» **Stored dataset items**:
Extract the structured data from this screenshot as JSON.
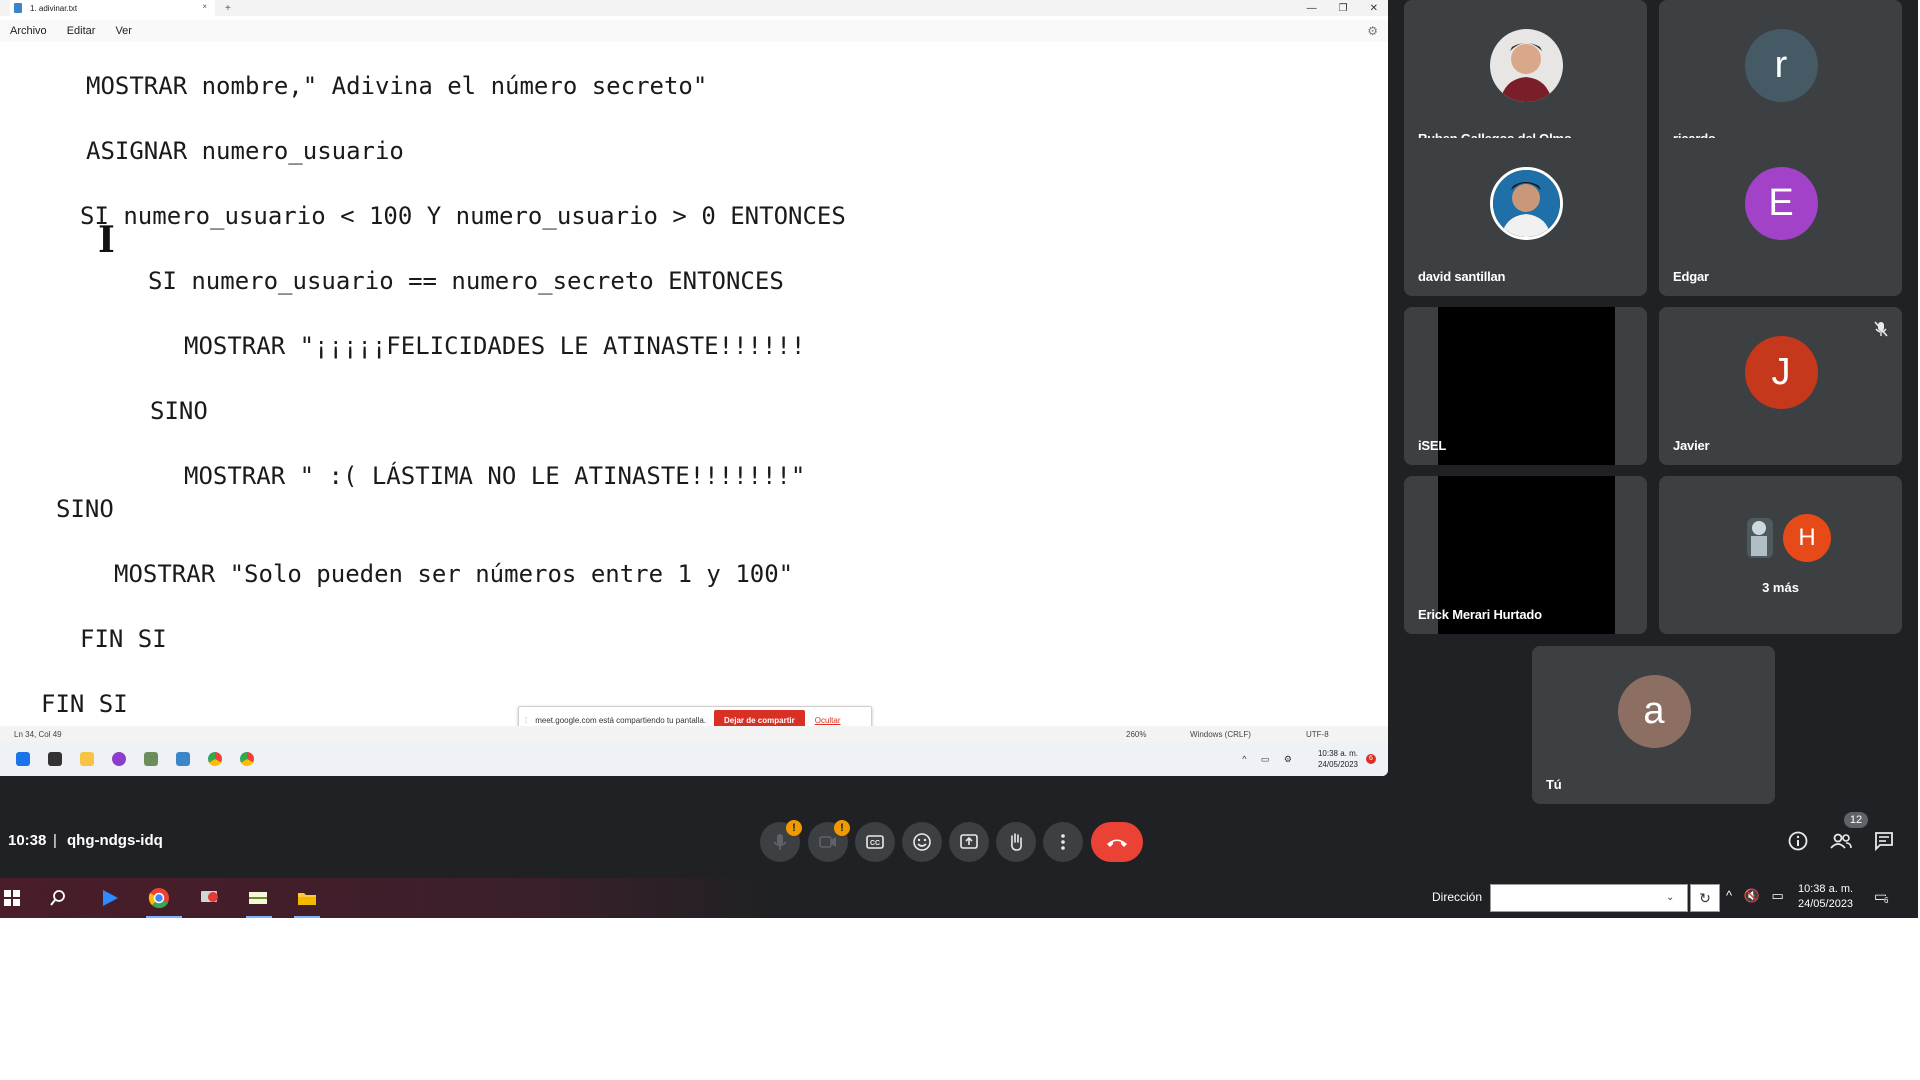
{
  "notepad": {
    "tab_title": "1. adivinar.txt",
    "tab_close": "×",
    "new_tab": "+",
    "window_controls": [
      "—",
      "❐",
      "✕"
    ],
    "menu": [
      "Archivo",
      "Editar",
      "Ver"
    ],
    "code_lines": [
      "MOSTRAR nombre,\" Adivina el número secreto\"",
      "ASIGNAR numero_usuario",
      "SI numero_usuario < 100 Y numero_usuario > 0 ENTONCES",
      "SI numero_usuario == numero_secreto ENTONCES",
      "MOSTRAR \"¡¡¡¡¡FELICIDADES LE ATINASTE!!!!!!",
      "SINO",
      "MOSTRAR \" :( LÁSTIMA NO LE ATINASTE!!!!!!!\"",
      "SINO",
      "MOSTRAR \"Solo pueden ser números entre 1 y 100\"",
      "FIN SI",
      "FIN SI"
    ],
    "status": {
      "position": "Ln 34, Col 49",
      "zoom": "260%",
      "line_ending": "Windows (CRLF)",
      "encoding": "UTF-8"
    },
    "inner_clock": {
      "time": "10:38 a. m.",
      "date": "24/05/2023"
    },
    "inner_notifications": "6"
  },
  "share_banner": {
    "message": "meet.google.com está compartiendo tu pantalla.",
    "stop_label": "Dejar de compartir",
    "hide_label": "Ocultar"
  },
  "participants": [
    {
      "name": "Ruben Gallegos del Olmo",
      "kind": "photo"
    },
    {
      "name": "ricardo",
      "kind": "letter",
      "letter": "r",
      "color": "#455a64"
    },
    {
      "name": "david santillan",
      "kind": "photo"
    },
    {
      "name": "Edgar",
      "kind": "letter",
      "letter": "E",
      "color": "#a142c9"
    },
    {
      "name": "iSEL",
      "kind": "video"
    },
    {
      "name": "Javier",
      "kind": "letter",
      "letter": "J",
      "color": "#c5381c",
      "muted": true
    },
    {
      "name": "Erick Merari Hurtado",
      "kind": "video"
    },
    {
      "name": "3 más",
      "kind": "more",
      "letter": "H",
      "color": "#e64a19"
    },
    {
      "name": "Tú",
      "kind": "letter",
      "letter": "a",
      "color": "#8d6e63"
    }
  ],
  "meeting": {
    "time": "10:38",
    "separator": "|",
    "code": "qhg-ndgs-idq",
    "people_count": "12",
    "warning_mark": "!"
  },
  "taskbar": {
    "address_label": "Dirección",
    "address_value": "",
    "clock_time": "10:38 a. m.",
    "clock_date": "24/05/2023",
    "notifications": "6"
  }
}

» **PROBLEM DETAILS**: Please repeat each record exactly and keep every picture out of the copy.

» **RESULT FOR THIS TASK**:
Extract the structured data from this screenshot as JSON.
{
  "notepad": {
    "tab_title": "1. adivinar.txt",
    "tab_close": "×",
    "new_tab": "+",
    "window_controls": [
      "—",
      "❐",
      "✕"
    ],
    "menu": [
      "Archivo",
      "Editar",
      "Ver"
    ],
    "code_lines": [
      "MOSTRAR nombre,\" Adivina el número secreto\"",
      "ASIGNAR numero_usuario",
      "SI numero_usuario < 100 Y numero_usuario > 0 ENTONCES",
      "SI numero_usuario == numero_secreto ENTONCES",
      "MOSTRAR \"¡¡¡¡¡FELICIDADES LE ATINASTE!!!!!!",
      "SINO",
      "MOSTRAR \" :( LÁSTIMA NO LE ATINASTE!!!!!!!\"",
      "SINO",
      "MOSTRAR \"Solo pueden ser números entre 1 y 100\"",
      "FIN SI",
      "FIN SI"
    ],
    "status": {
      "position": "Ln 34, Col 49",
      "zoom": "260%",
      "line_ending": "Windows (CRLF)",
      "encoding": "UTF-8"
    },
    "inner_clock": {
      "time": "10:38 a. m.",
      "date": "24/05/2023"
    },
    "inner_notifications": "6"
  },
  "share_banner": {
    "message": "meet.google.com está compartiendo tu pantalla.",
    "stop_label": "Dejar de compartir",
    "hide_label": "Ocultar"
  },
  "participants": [
    {
      "name": "Ruben Gallegos del Olmo",
      "kind": "photo"
    },
    {
      "name": "ricardo",
      "kind": "letter",
      "letter": "r",
      "color": "#455a64"
    },
    {
      "name": "david santillan",
      "kind": "photo"
    },
    {
      "name": "Edgar",
      "kind": "letter",
      "letter": "E",
      "color": "#a142c9"
    },
    {
      "name": "iSEL",
      "kind": "video"
    },
    {
      "name": "Javier",
      "kind": "letter",
      "letter": "J",
      "color": "#c5381c",
      "muted": true
    },
    {
      "name": "Erick Merari Hurtado",
      "kind": "video"
    },
    {
      "name": "3 más",
      "kind": "more",
      "letter": "H",
      "color": "#e64a19"
    },
    {
      "name": "Tú",
      "kind": "letter",
      "letter": "a",
      "color": "#8d6e63"
    }
  ],
  "meeting": {
    "time": "10:38",
    "separator": "|",
    "code": "qhg-ndgs-idq",
    "people_count": "12",
    "warning_mark": "!"
  },
  "taskbar": {
    "address_label": "Dirección",
    "address_value": "",
    "clock_time": "10:38 a. m.",
    "clock_date": "24/05/2023",
    "notifications": "6"
  }
}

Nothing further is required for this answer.